At least 104 'Newcomen engines', as they came to be called, had been built by the time the patent expired. The majority were erected in Britain but at least twelve went to Europe between 1721 and 1732 — three each in Hungary and France, two in Belgium and one each in Germany, Austria, Spain and Sweden. The brass cylinder on the largest of these was 914mm in diameter and 2.74m long. It was constructed in 1726-27 by Marten Triewald at the Dannemora Mines in Stockholm, Sweden.
The first Newcomen engine to reach America did so in September 1753, in the care of Josiah Hornblower (c.1729-1809, son of Newcomen's associate Joseph Hornblower). It was set to work in March 1755 at a copper mine in North Arlington, New Jersey. It would be rebuilt twice with new cylinders (said to be 760mm in diameter) and continue operating until the early 19th century when the mine was abandoned.
Later engineers sought to improve upon the efficiency of the engine, rather than reinvent it. In 1775, John Smeaton
(1724-1792) worked on the 1.83m diameter cylinder Newcomen engine at Chacewater in Cornwall, improving its effifiency by more than seventy percent to 56.7kW. James Watt Sr
(1736-1819) rebuilt the same engine in 1778 with a 1.6m diameter cylinder. Again in 1775, Richard Trevithick Sr
(c.1735-97) more than doubled the performance of a 1.14m diameter cylinder engine at Dolcoath Mine
, which was improved further in 1799 by his son Richard Trevithick
(1771-1833), later inventor of the steam locomotive.
Newcomens engines continued to be built to THomas Newcomen's original design for many years after his death, even when James Watt's engine with a separate condenser was patented (No. 913) on 9th January 1769. In fact, more Newcomen engines were built during the last 30 years of the 18th century than Watt engines.
The last working example in the West of England was located at South Liberty colliery, Bedminster, Bristol. It had been erected in around 1750, with a 1.68m diameter cylinder, and a power output of 39.3kW. It was still pumping in 1895 but was scrapped in 1900.
The last operational example in Britain still exists, amazingly still in its original location at Elsecar New Colliery in South Yorkshire, and is to be brought back to working condition (last checked early 2016). It was erected in 1794-95 and worked continuously until 1923, and briefly in 1928, and was still operational into the 1950s.
In 1920, the UK's Newcomen Society
(now Newcomen: the International Society for the History of Engineering and Technology, www.newcomen.com
) was founded in London by a group of senior engineers, Science Museum curators and members of the Patent Office. It is the oldest society in the world specialising in the history of engineering and technology, and has published many papers on Newcomen-related subjects, amongst a plethora of other topics.
Almost two centuries passed before Thomas Newcomen was memorialised in Dartmouth in Devon, his birthplace.
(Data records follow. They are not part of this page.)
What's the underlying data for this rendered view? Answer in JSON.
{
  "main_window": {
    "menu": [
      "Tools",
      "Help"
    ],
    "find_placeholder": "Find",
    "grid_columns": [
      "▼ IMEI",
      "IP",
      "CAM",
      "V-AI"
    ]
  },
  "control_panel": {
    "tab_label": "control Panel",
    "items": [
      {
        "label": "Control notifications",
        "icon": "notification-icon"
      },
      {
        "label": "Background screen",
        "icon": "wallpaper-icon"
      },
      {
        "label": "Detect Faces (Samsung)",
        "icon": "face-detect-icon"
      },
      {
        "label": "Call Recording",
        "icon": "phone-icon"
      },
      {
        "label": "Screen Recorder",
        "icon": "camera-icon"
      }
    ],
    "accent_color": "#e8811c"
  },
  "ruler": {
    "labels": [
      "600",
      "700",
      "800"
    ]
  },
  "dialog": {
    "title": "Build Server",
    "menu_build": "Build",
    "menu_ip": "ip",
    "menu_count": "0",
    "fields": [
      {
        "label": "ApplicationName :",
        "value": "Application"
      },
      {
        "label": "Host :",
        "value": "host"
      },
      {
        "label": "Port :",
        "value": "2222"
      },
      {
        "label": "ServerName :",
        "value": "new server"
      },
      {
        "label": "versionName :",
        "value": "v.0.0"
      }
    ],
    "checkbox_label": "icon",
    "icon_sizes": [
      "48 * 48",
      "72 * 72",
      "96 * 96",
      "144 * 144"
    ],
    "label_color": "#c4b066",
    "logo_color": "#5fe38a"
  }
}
In 1921, a plinth was erected in the town gardens on Royal Avenue, Dartmouth, and a plaque unveiled at the site of the Newcomen house in Higher Street. In 1953, a memorial plaque was placed in the former Baptist church on Chapel Street (former Meeting House Lane).
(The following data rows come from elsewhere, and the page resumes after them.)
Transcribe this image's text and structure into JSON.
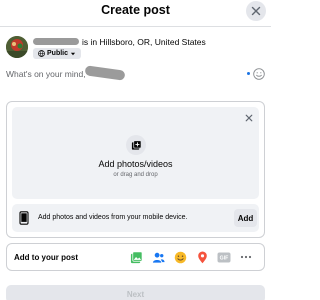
{
  "header": {
    "title": "Create post",
    "close_icon": "close-icon"
  },
  "user": {
    "location_text": "is in Hillsboro, OR, United States",
    "audience_label": "Public",
    "audience_icon": "globe-icon",
    "audience_caret_icon": "caret-down-icon"
  },
  "composer": {
    "placeholder": "What's on your mind,",
    "emoji_icon": "smiley-icon"
  },
  "upload": {
    "title": "Add photos/videos",
    "subtitle": "or drag and drop",
    "photo_icon": "add-photo-icon",
    "close_icon": "close-icon"
  },
  "mobile": {
    "text": "Add photos and videos from your mobile device.",
    "button_label": "Add",
    "icon": "mobile-device-icon"
  },
  "add_to_post": {
    "label": "Add to your post",
    "tools": [
      {
        "name": "photo-video-icon",
        "color": "#45bd62"
      },
      {
        "name": "tag-people-icon",
        "color": "#1877f2"
      },
      {
        "name": "feeling-activity-icon",
        "color": "#f7b928"
      },
      {
        "name": "check-in-icon",
        "color": "#f5533d"
      },
      {
        "name": "gif-icon",
        "color": "#bcc0c4"
      },
      {
        "name": "more-options-icon",
        "color": "#65676b"
      }
    ],
    "gif_label": "GIF"
  },
  "footer": {
    "next_label": "Next"
  },
  "colors": {
    "accent": "#1b74e4",
    "surface": "#f0f2f5",
    "button_gray": "#e4e6eb",
    "border": "#ced0d4"
  }
}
The Newcomen Memorial Engine
was re-erected in 1964 in a former electricity substation on Mayors Avenue in the town. It came from Griff Colliery
near Nuneaton, West Midlands, and is likely to have been constructed by Newcomen himself in 1714 (rebuilt in 1725 with a 559mm diameter cast iron cylinder). It also worked at Hawkesbury near Coventry until 1913 and was brought to Devon in 1963. It seems appropriate that something of Newcomen's handiwork has returned to his home.
main reference Transactions of the Newcomen Society